Traditional Mass

Saturday, December 01, 2012

Our Lady's Saturday, St. Edmund Campion, Saint Eligius

Ferial Day



Eligius, a goldsmith at Paris, was commissioned by King Clotaire to make a throne. With the gold and precious stones given him he made two. Struck by his rare honesty, the king gave him an appointment at court, and demanded an oath of fidelity sworn upon holy relics; but Eligius prayed with tears to be excused, for fear of failing in reverence to the relics of the Saints. On entering the court he fortified himself against its seductions by the austerities and continual ejaculatory prayers. He had a marvelous zeal for the redemption of captives, and for their deliverence would sell his jewels, his food, his clothes, and his very shoes, once by his prayers braking their chains and opening their prisons. His great delight was in making rich shrines for relics. His srtiking virtue caused him, a layman and a goldsmith, to be made Bishop of Noyon, and his sanctity in this holy office was remarkable. He possessed the gifts of miracles and prophecy, and died in 665.

Mass of a

 O Almighty God, grant that our solemn celebration of the feast of Your confessor bishop Eligius may increase our devotion and bring us closer to our salvation. Through Our Lord . . .


Born 24 January 1540, executed at Tyburn 1 December 1581
Beatified December 1886, canonized 1970

Edmund Campion was born in London, the son of a Catholic bookseller, who later became Protestant. Anti Catholic feeling during this period of the Reformation meant that England was a hotbed of religious conflict, and from 1534 Catholics were increasingly persecuted for their faith.
After schooling at Christ’s Hospital, his precocious scholarship led him to study at St John’s College, Oxford, where he became a Fellow at only seventeen years of age. He was a renowned speaker and teacher, and was chosen to present an address to Queen Elizabeth at the age of twenty six. He impressed her so much that she tried to recruit him to her service, an offer which he declined.

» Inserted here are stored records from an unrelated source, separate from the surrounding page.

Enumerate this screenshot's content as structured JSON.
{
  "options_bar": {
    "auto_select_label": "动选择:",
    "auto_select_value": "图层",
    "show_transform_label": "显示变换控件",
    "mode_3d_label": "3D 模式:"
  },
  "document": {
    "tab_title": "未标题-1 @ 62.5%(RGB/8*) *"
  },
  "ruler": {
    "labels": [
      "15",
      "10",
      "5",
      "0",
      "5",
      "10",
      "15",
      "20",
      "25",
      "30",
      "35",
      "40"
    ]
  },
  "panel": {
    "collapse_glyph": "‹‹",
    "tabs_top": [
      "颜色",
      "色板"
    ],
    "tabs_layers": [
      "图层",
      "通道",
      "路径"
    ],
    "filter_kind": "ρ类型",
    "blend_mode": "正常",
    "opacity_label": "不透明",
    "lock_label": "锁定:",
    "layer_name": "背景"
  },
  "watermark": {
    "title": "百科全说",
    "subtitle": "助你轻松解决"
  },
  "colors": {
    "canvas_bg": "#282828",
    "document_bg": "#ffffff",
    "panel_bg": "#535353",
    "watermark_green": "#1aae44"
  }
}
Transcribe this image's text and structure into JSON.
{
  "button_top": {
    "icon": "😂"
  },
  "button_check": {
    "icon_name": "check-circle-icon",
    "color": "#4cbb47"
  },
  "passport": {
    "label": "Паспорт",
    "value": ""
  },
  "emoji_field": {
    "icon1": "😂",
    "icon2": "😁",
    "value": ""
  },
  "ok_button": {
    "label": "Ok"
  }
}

He later became a Deacon of the Church of England, and seemed destined to become a rising star in that church. However he became uneasy about the validity of their teachings, convinced that religious truth lay with the Catholic Church.
In June 1571 he left England to study at the English College at Douai where he was received into the Catholic faith. Three years later he moved to Rome and entered the Jesuit noviciate, afterwards spending time in Vienna and Prague. He was ordained priest in 1578.
In 1580 he returned to England as part of the English Mission, ministering to Catholics in this area (particularly Berkshire, Oxfordshire and Northamptonshire) as well as in the north of England. During this time he wrote his famous pamphlet “Decem Rationes” – Ten Reasons, which argued against the validity of the Church of England. This was secretly printed at Stonor Park, near Henley, a place which frequently provided him with refuge. The pamphlet was distributed anonymously and caused a sensation, leading to an increasingly intensive manhunt. He was finally captured at Lyford Grange, near Wantage and taken to the Tower of London.
Here he was questioned in the presence of Queen Elizabeth, who asked if he acknowledged her as the true Queen of England. He affirmed this, and was offered wealth and dignities if he would renounce his Catholic faith. He refused and remained in prison, being tortured several times. He was summoned to four public conferences and despite having no time to prepare and suffering the effects of torture, he reportedly conducted himself so easily and readily that he won much admiration from those present. He was finally convicted of treason on trumped up charges that he had conspired against the life of the Queen and had fomented rebellion. He and his fellow accused priests received their death sentence by joining in the singing of the Te Deum Laudamus. After spending his last days in prayer he was taken to Tyburn and hanged, drawn and quartered, a martyr for the Catholic faith.
Edmund Campion was Beatified in 1886 by Pope Leo XIII and declared a Saint in 1970 by Pope Paul VI as one of the Forty Martyrs of England and Wales. His Feast Day is 1 December.